Input:
---

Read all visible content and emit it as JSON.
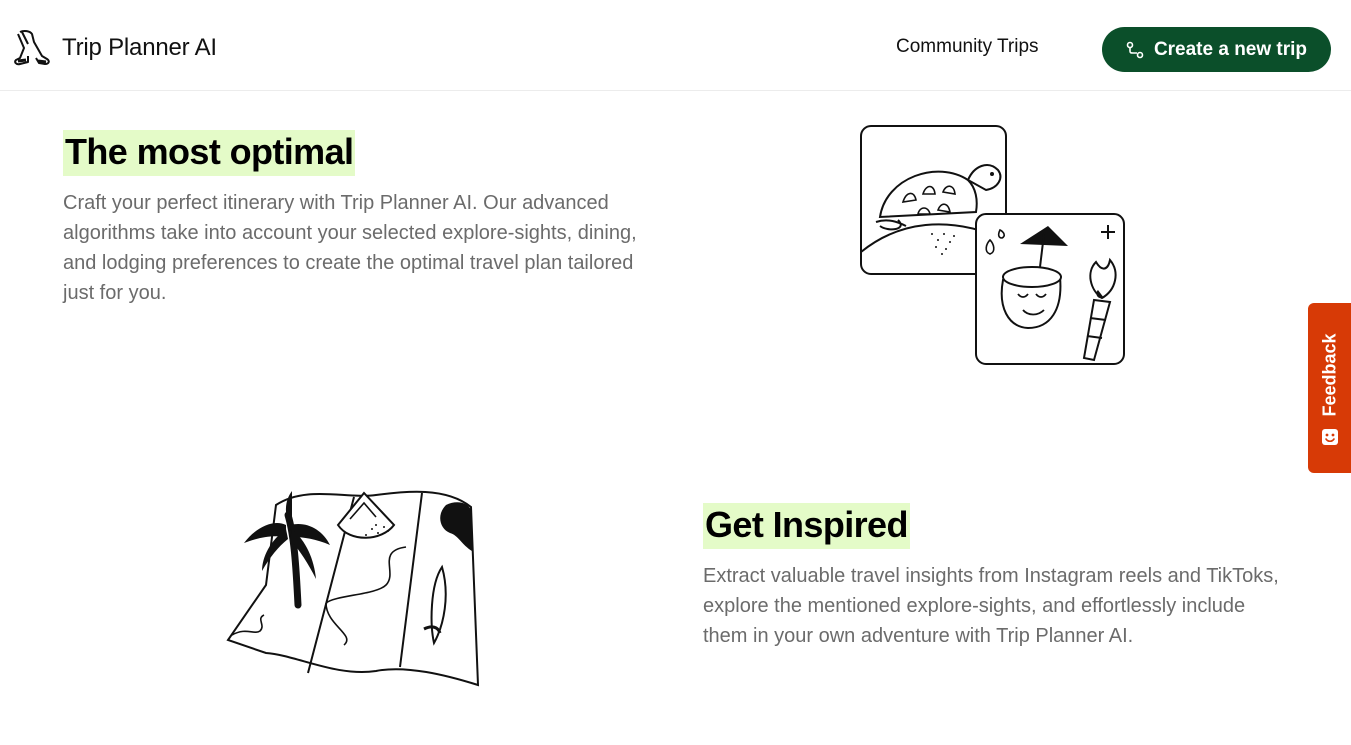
{
  "header": {
    "brand_name": "Trip Planner AI",
    "logo_icon": "walking-legs-logo-icon",
    "nav_link": "Community Trips",
    "cta_label": "Create a new trip",
    "cta_icon": "route-icon",
    "cta_color": "#0b4f2a"
  },
  "features": [
    {
      "title": "The most optimal",
      "text": "Craft your perfect itinerary with Trip Planner AI. Our advanced algorithms take into account your selected explore-sights, dining, and lodging preferences to create the optimal travel plan tailored just for you.",
      "illustration": "turtle-coconut-torch-illustration"
    },
    {
      "title": "Get Inspired",
      "text": "Extract valuable travel insights from Instagram reels and TikToks, explore the mentioned explore-sights, and effortlessly include them in your own adventure with Trip Planner AI.",
      "illustration": "folded-map-illustration"
    }
  ],
  "feedback": {
    "label": "Feedback",
    "icon": "smile-icon",
    "color": "#d73a06"
  },
  "colors": {
    "title_highlight": "#e4fbc8",
    "body_text": "#6b6b6b"
  }
}
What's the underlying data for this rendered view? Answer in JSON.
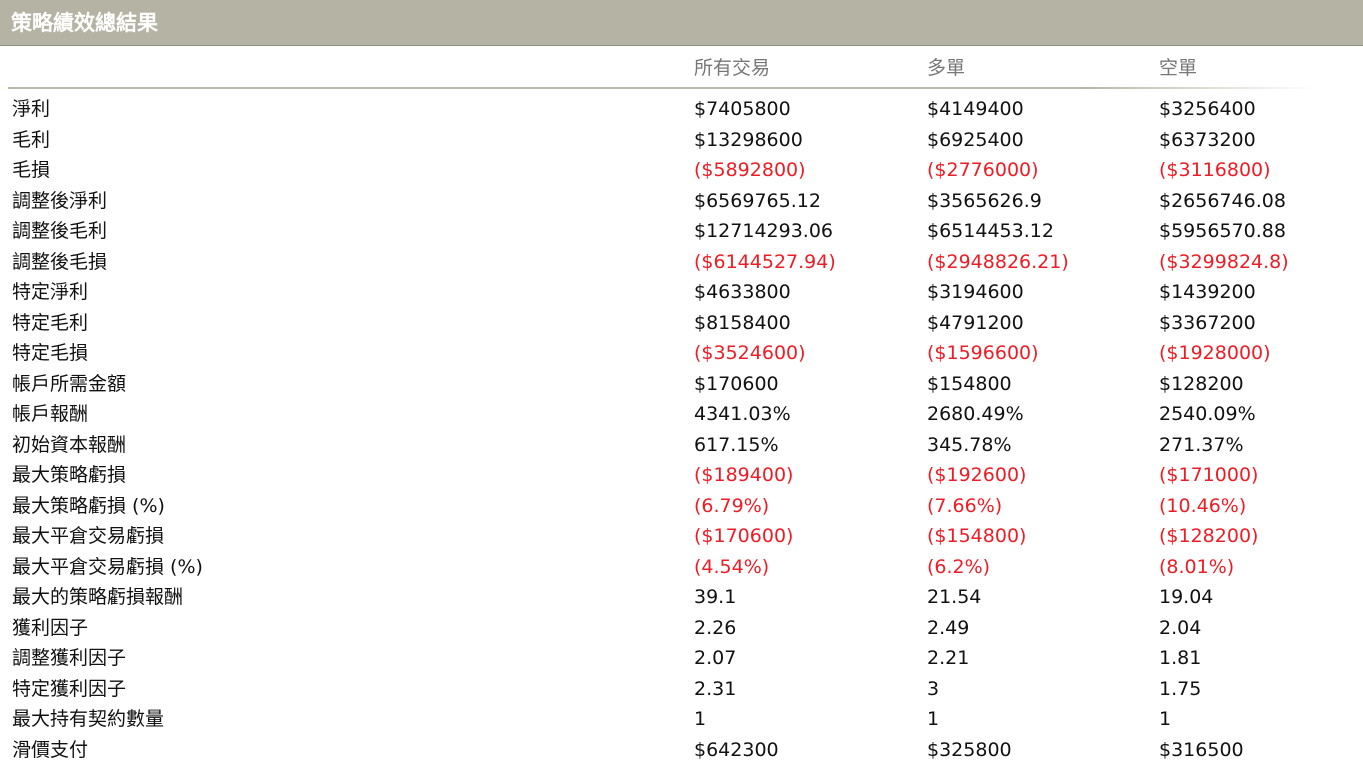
{
  "window": {
    "title": "策略績效總結果"
  },
  "colors": {
    "title_bar": "#b5b3a3",
    "negative": "#ee1c24",
    "header_text": "#777777"
  },
  "columns": [
    "所有交易",
    "多單",
    "空單"
  ],
  "rows": [
    {
      "label": "淨利",
      "all": "$7405800",
      "long": "$4149400",
      "short": "$3256400",
      "negative": false
    },
    {
      "label": "毛利",
      "all": "$13298600",
      "long": "$6925400",
      "short": "$6373200",
      "negative": false
    },
    {
      "label": "毛損",
      "all": "($5892800)",
      "long": "($2776000)",
      "short": "($3116800)",
      "negative": true
    },
    {
      "label": "調整後淨利",
      "all": "$6569765.12",
      "long": "$3565626.9",
      "short": "$2656746.08",
      "negative": false
    },
    {
      "label": "調整後毛利",
      "all": "$12714293.06",
      "long": "$6514453.12",
      "short": "$5956570.88",
      "negative": false
    },
    {
      "label": "調整後毛損",
      "all": "($6144527.94)",
      "long": "($2948826.21)",
      "short": "($3299824.8)",
      "negative": true
    },
    {
      "label": "特定淨利",
      "all": "$4633800",
      "long": "$3194600",
      "short": "$1439200",
      "negative": false
    },
    {
      "label": "特定毛利",
      "all": "$8158400",
      "long": "$4791200",
      "short": "$3367200",
      "negative": false
    },
    {
      "label": "特定毛損",
      "all": "($3524600)",
      "long": "($1596600)",
      "short": "($1928000)",
      "negative": true
    },
    {
      "label": "帳戶所需金額",
      "all": "$170600",
      "long": "$154800",
      "short": "$128200",
      "negative": false
    },
    {
      "label": "帳戶報酬",
      "all": "4341.03%",
      "long": "2680.49%",
      "short": "2540.09%",
      "negative": false
    },
    {
      "label": "初始資本報酬",
      "all": "617.15%",
      "long": "345.78%",
      "short": "271.37%",
      "negative": false
    },
    {
      "label": "最大策略虧損",
      "all": "($189400)",
      "long": "($192600)",
      "short": "($171000)",
      "negative": true
    },
    {
      "label": "最大策略虧損 (%)",
      "all": "(6.79%)",
      "long": "(7.66%)",
      "short": "(10.46%)",
      "negative": true
    },
    {
      "label": "最大平倉交易虧損",
      "all": "($170600)",
      "long": "($154800)",
      "short": "($128200)",
      "negative": true
    },
    {
      "label": "最大平倉交易虧損 (%)",
      "all": "(4.54%)",
      "long": "(6.2%)",
      "short": "(8.01%)",
      "negative": true
    },
    {
      "label": "最大的策略虧損報酬",
      "all": "39.1",
      "long": "21.54",
      "short": "19.04",
      "negative": false
    },
    {
      "label": "獲利因子",
      "all": "2.26",
      "long": "2.49",
      "short": "2.04",
      "negative": false
    },
    {
      "label": "調整獲利因子",
      "all": "2.07",
      "long": "2.21",
      "short": "1.81",
      "negative": false
    },
    {
      "label": "特定獲利因子",
      "all": "2.31",
      "long": "3",
      "short": "1.75",
      "negative": false
    },
    {
      "label": "最大持有契約數量",
      "all": "1",
      "long": "1",
      "short": "1",
      "negative": false
    },
    {
      "label": "滑價支付",
      "all": "$642300",
      "long": "$325800",
      "short": "$316500",
      "negative": false
    }
  ]
}
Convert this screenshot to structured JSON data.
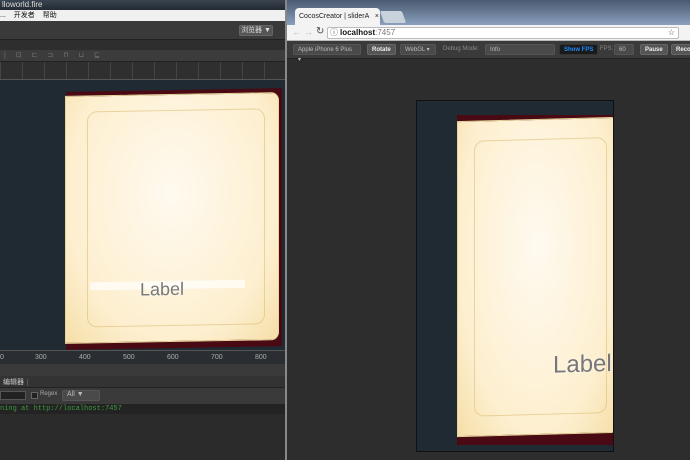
{
  "editor": {
    "title": "lloworld.fire",
    "menu": [
      "...",
      "开发者",
      "帮助"
    ],
    "preview_button": "浏览器 ▼",
    "toolbar_icons": "| ⊡ ⊏ ⊐ ⊓ ⊔ ⊑",
    "axis_ticks": [
      "0",
      "300",
      "400",
      "500",
      "600",
      "700",
      "800"
    ],
    "scene_label": "Label",
    "panel_tab": "编辑器",
    "filter": {
      "regex_label": "Regex",
      "level": "All ▼"
    },
    "log_line": "ning at http://localhost:7457"
  },
  "browser": {
    "tab_title": "CocosCreator | sliderA",
    "tab_close": "×",
    "url_host": "localhost",
    "url_port": ":7457",
    "toolbar": {
      "device": "Apple iPhone 6 Plus ▾",
      "rotate": "Rotate",
      "renderer": "WebGL ▾",
      "debug_label": "Debug Mode:",
      "debug_value": "Info",
      "show_fps": "Show FPS",
      "fps_label": "FPS:",
      "fps_value": "60",
      "pause": "Pause",
      "recompile": "Recom"
    },
    "game_label": "Label"
  },
  "colors": {
    "accent": "#1e8bff",
    "log_green": "#3b9a3b"
  }
}
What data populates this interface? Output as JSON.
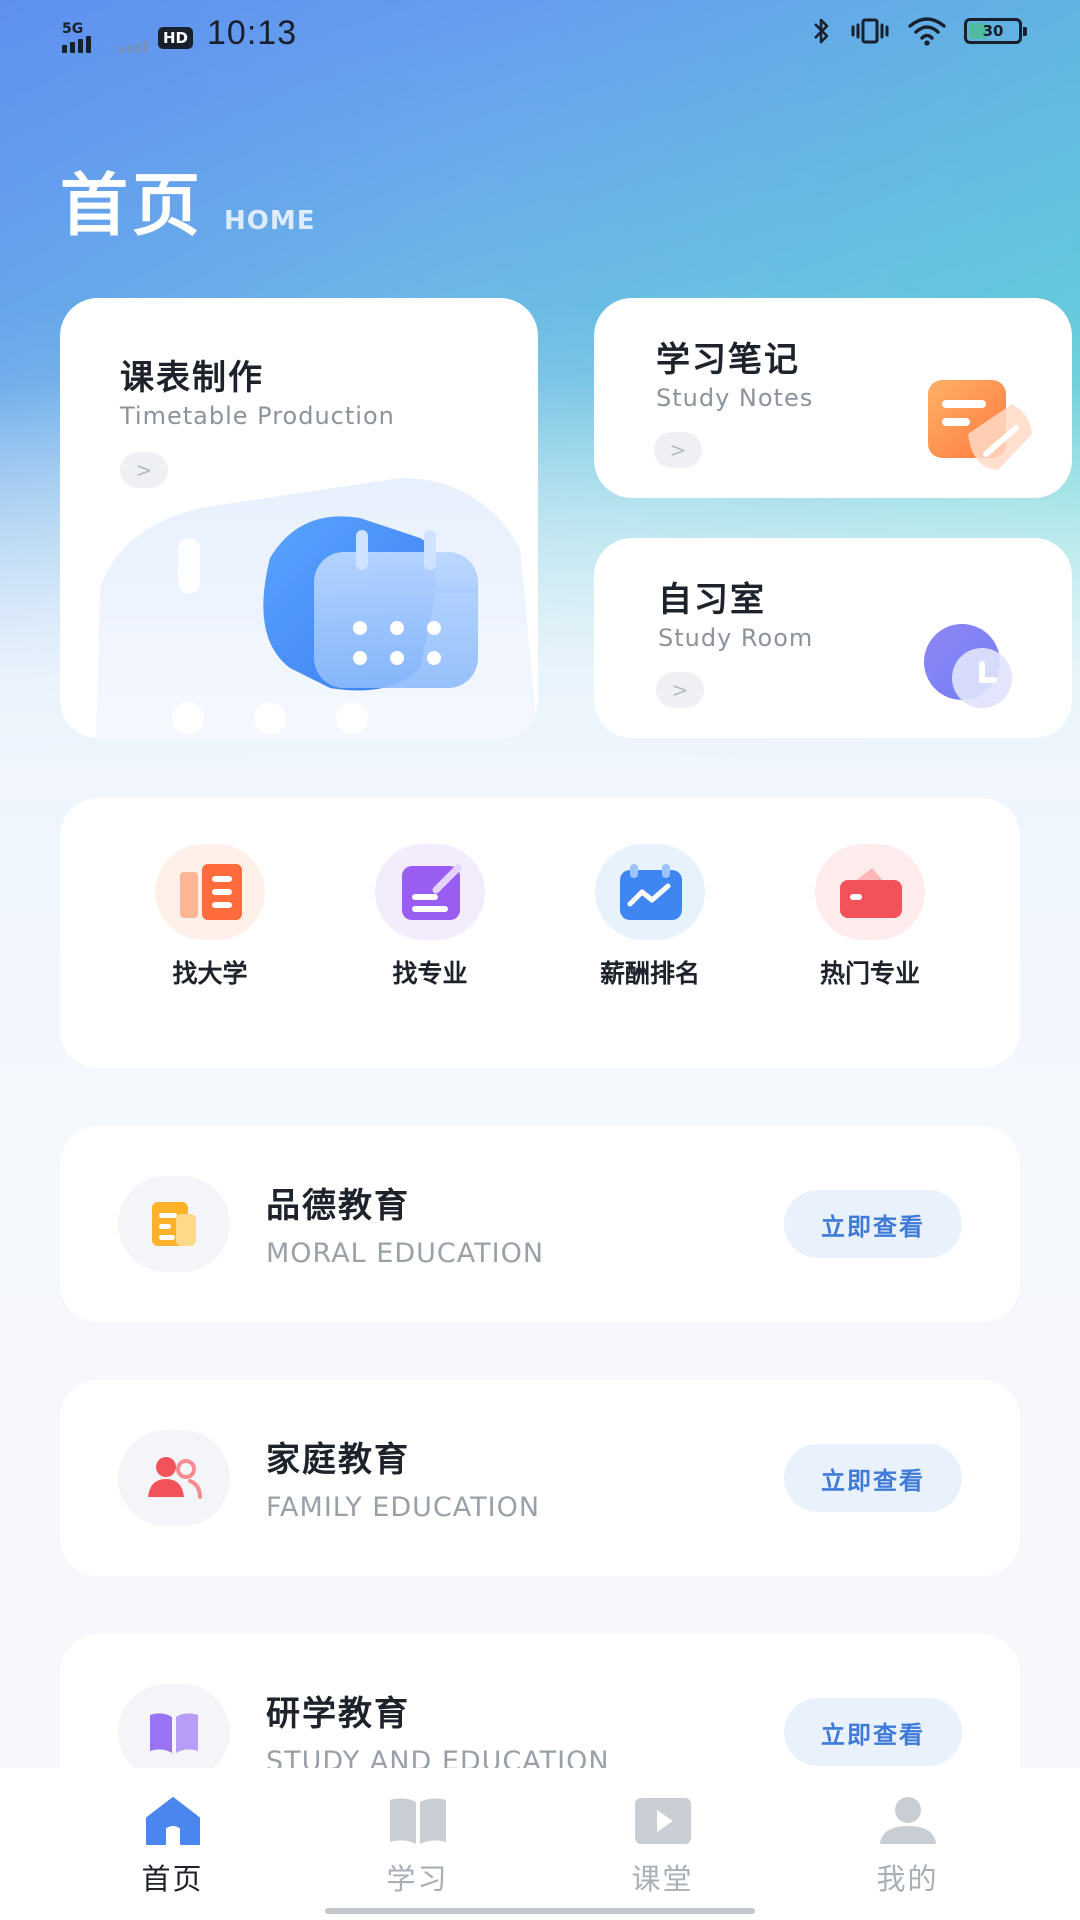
{
  "status_bar": {
    "network": "5G",
    "hd": "HD",
    "time": "10:13",
    "battery": "30"
  },
  "header": {
    "title": "首页",
    "subtitle": "HOME"
  },
  "feature_cards": {
    "timetable": {
      "title": "课表制作",
      "subtitle": "Timetable Production",
      "arrow": ">"
    },
    "notes": {
      "title": "学习笔记",
      "subtitle": "Study Notes",
      "arrow": ">"
    },
    "room": {
      "title": "自习室",
      "subtitle": "Study Room",
      "arrow": ">"
    }
  },
  "quick_nav": [
    {
      "label": "找大学",
      "icon": "university-list-icon"
    },
    {
      "label": "找专业",
      "icon": "major-edit-icon"
    },
    {
      "label": "薪酬排名",
      "icon": "salary-chart-icon"
    },
    {
      "label": "热门专业",
      "icon": "popular-wallet-icon"
    }
  ],
  "edu_list": [
    {
      "title": "品德教育",
      "subtitle": "MORAL EDUCATION",
      "button": "立即查看",
      "icon": "document-icon"
    },
    {
      "title": "家庭教育",
      "subtitle": "FAMILY EDUCATION",
      "button": "立即查看",
      "icon": "family-icon"
    },
    {
      "title": "研学教育",
      "subtitle": "STUDY AND EDUCATION",
      "button": "立即查看",
      "icon": "book-icon"
    }
  ],
  "tabs": [
    {
      "label": "首页",
      "active": true
    },
    {
      "label": "学习",
      "active": false
    },
    {
      "label": "课堂",
      "active": false
    },
    {
      "label": "我的",
      "active": false
    }
  ],
  "colors": {
    "accent": "#3f7ad8",
    "tab_active_icon": "#4a86ee",
    "tab_inactive": "#c9ced4"
  }
}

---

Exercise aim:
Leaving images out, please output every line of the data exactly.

Answer below:
Read all visible content and emit it as JSON.
{
  "header": {
    "brand_name": "Trip Planner AI",
    "logo_icon": "walking-legs-logo-icon",
    "nav_link": "Community Trips",
    "cta_label": "Create a new trip",
    "cta_icon": "route-icon",
    "cta_color": "#0b4f2a"
  },
  "features": [
    {
      "title": "The most optimal",
      "text": "Craft your perfect itinerary with Trip Planner AI. Our advanced algorithms take into account your selected explore-sights, dining, and lodging preferences to create the optimal travel plan tailored just for you.",
      "illustration": "turtle-coconut-torch-illustration"
    },
    {
      "title": "Get Inspired",
      "text": "Extract valuable travel insights from Instagram reels and TikToks, explore the mentioned explore-sights, and effortlessly include them in your own adventure with Trip Planner AI.",
      "illustration": "folded-map-illustration"
    }
  ],
  "feedback": {
    "label": "Feedback",
    "icon": "smile-icon",
    "color": "#d73a06"
  },
  "colors": {
    "title_highlight": "#e4fbc8",
    "body_text": "#6b6b6b"
  }
}
What's the underlying data for this rendered view? Answer in JSON.
{
  "window": {
    "title": "策略績效總結果"
  },
  "colors": {
    "title_bar": "#b5b3a3",
    "negative": "#ee1c24",
    "header_text": "#777777"
  },
  "columns": [
    "所有交易",
    "多單",
    "空單"
  ],
  "rows": [
    {
      "label": "淨利",
      "all": "$7405800",
      "long": "$4149400",
      "short": "$3256400",
      "negative": false
    },
    {
      "label": "毛利",
      "all": "$13298600",
      "long": "$6925400",
      "short": "$6373200",
      "negative": false
    },
    {
      "label": "毛損",
      "all": "($5892800)",
      "long": "($2776000)",
      "short": "($3116800)",
      "negative": true
    },
    {
      "label": "調整後淨利",
      "all": "$6569765.12",
      "long": "$3565626.9",
      "short": "$2656746.08",
      "negative": false
    },
    {
      "label": "調整後毛利",
      "all": "$12714293.06",
      "long": "$6514453.12",
      "short": "$5956570.88",
      "negative": false
    },
    {
      "label": "調整後毛損",
      "all": "($6144527.94)",
      "long": "($2948826.21)",
      "short": "($3299824.8)",
      "negative": true
    },
    {
      "label": "特定淨利",
      "all": "$4633800",
      "long": "$3194600",
      "short": "$1439200",
      "negative": false
    },
    {
      "label": "特定毛利",
      "all": "$8158400",
      "long": "$4791200",
      "short": "$3367200",
      "negative": false
    },
    {
      "label": "特定毛損",
      "all": "($3524600)",
      "long": "($1596600)",
      "short": "($1928000)",
      "negative": true
    },
    {
      "label": "帳戶所需金額",
      "all": "$170600",
      "long": "$154800",
      "short": "$128200",
      "negative": false
    },
    {
      "label": "帳戶報酬",
      "all": "4341.03%",
      "long": "2680.49%",
      "short": "2540.09%",
      "negative": false
    },
    {
      "label": "初始資本報酬",
      "all": "617.15%",
      "long": "345.78%",
      "short": "271.37%",
      "negative": false
    },
    {
      "label": "最大策略虧損",
      "all": "($189400)",
      "long": "($192600)",
      "short": "($171000)",
      "negative": true
    },
    {
      "label": "最大策略虧損 (%)",
      "all": "(6.79%)",
      "long": "(7.66%)",
      "short": "(10.46%)",
      "negative": true
    },
    {
      "label": "最大平倉交易虧損",
      "all": "($170600)",
      "long": "($154800)",
      "short": "($128200)",
      "negative": true
    },
    {
      "label": "最大平倉交易虧損 (%)",
      "all": "(4.54%)",
      "long": "(6.2%)",
      "short": "(8.01%)",
      "negative": true
    },
    {
      "label": "最大的策略虧損報酬",
      "all": "39.1",
      "long": "21.54",
      "short": "19.04",
      "negative": false
    },
    {
      "label": "獲利因子",
      "all": "2.26",
      "long": "2.49",
      "short": "2.04",
      "negative": false
    },
    {
      "label": "調整獲利因子",
      "all": "2.07",
      "long": "2.21",
      "short": "1.81",
      "negative": false
    },
    {
      "label": "特定獲利因子",
      "all": "2.31",
      "long": "3",
      "short": "1.75",
      "negative": false
    },
    {
      "label": "最大持有契約數量",
      "all": "1",
      "long": "1",
      "short": "1",
      "negative": false
    },
    {
      "label": "滑價支付",
      "all": "$642300",
      "long": "$325800",
      "short": "$316500",
      "negative": false
    }
  ]
}
Convert this screenshot to structured JSON data.
{
  "editor": {
    "title": "lloworld.fire",
    "menu": [
      "...",
      "开发者",
      "帮助"
    ],
    "preview_button": "浏览器 ▼",
    "toolbar_icons": "| ⊡ ⊏ ⊐ ⊓ ⊔ ⊑",
    "axis_ticks": [
      "0",
      "300",
      "400",
      "500",
      "600",
      "700",
      "800"
    ],
    "scene_label": "Label",
    "panel_tab": "编辑器",
    "filter": {
      "regex_label": "Regex",
      "level": "All ▼"
    },
    "log_line": "ning at http://localhost:7457"
  },
  "browser": {
    "tab_title": "CocosCreator | sliderA",
    "tab_close": "×",
    "url_host": "localhost",
    "url_port": ":7457",
    "toolbar": {
      "device": "Apple iPhone 6 Plus ▾",
      "rotate": "Rotate",
      "renderer": "WebGL ▾",
      "debug_label": "Debug Mode:",
      "debug_value": "Info",
      "show_fps": "Show FPS",
      "fps_label": "FPS:",
      "fps_value": "60",
      "pause": "Pause",
      "recompile": "Recom"
    },
    "game_label": "Label"
  },
  "colors": {
    "accent": "#1e8bff",
    "log_green": "#3b9a3b"
  }
}
What data populates this interface? Output as JSON.
{
  "status_bar": {
    "network": "5G",
    "hd": "HD",
    "time": "10:13",
    "battery": "30"
  },
  "header": {
    "title": "首页",
    "subtitle": "HOME"
  },
  "feature_cards": {
    "timetable": {
      "title": "课表制作",
      "subtitle": "Timetable Production",
      "arrow": ">"
    },
    "notes": {
      "title": "学习笔记",
      "subtitle": "Study Notes",
      "arrow": ">"
    },
    "room": {
      "title": "自习室",
      "subtitle": "Study Room",
      "arrow": ">"
    }
  },
  "quick_nav": [
    {
      "label": "找大学",
      "icon": "university-list-icon"
    },
    {
      "label": "找专业",
      "icon": "major-edit-icon"
    },
    {
      "label": "薪酬排名",
      "icon": "salary-chart-icon"
    },
    {
      "label": "热门专业",
      "icon": "popular-wallet-icon"
    }
  ],
  "edu_list": [
    {
      "title": "品德教育",
      "subtitle": "MORAL EDUCATION",
      "button": "立即查看",
      "icon": "document-icon"
    },
    {
      "title": "家庭教育",
      "subtitle": "FAMILY EDUCATION",
      "button": "立即查看",
      "icon": "family-icon"
    },
    {
      "title": "研学教育",
      "subtitle": "STUDY AND EDUCATION",
      "button": "立即查看",
      "icon": "book-icon"
    }
  ],
  "tabs": [
    {
      "label": "首页",
      "active": true
    },
    {
      "label": "学习",
      "active": false
    },
    {
      "label": "课堂",
      "active": false
    },
    {
      "label": "我的",
      "active": false
    }
  ],
  "colors": {
    "accent": "#3f7ad8",
    "tab_active_icon": "#4a86ee",
    "tab_inactive": "#c9ced4"
  }
}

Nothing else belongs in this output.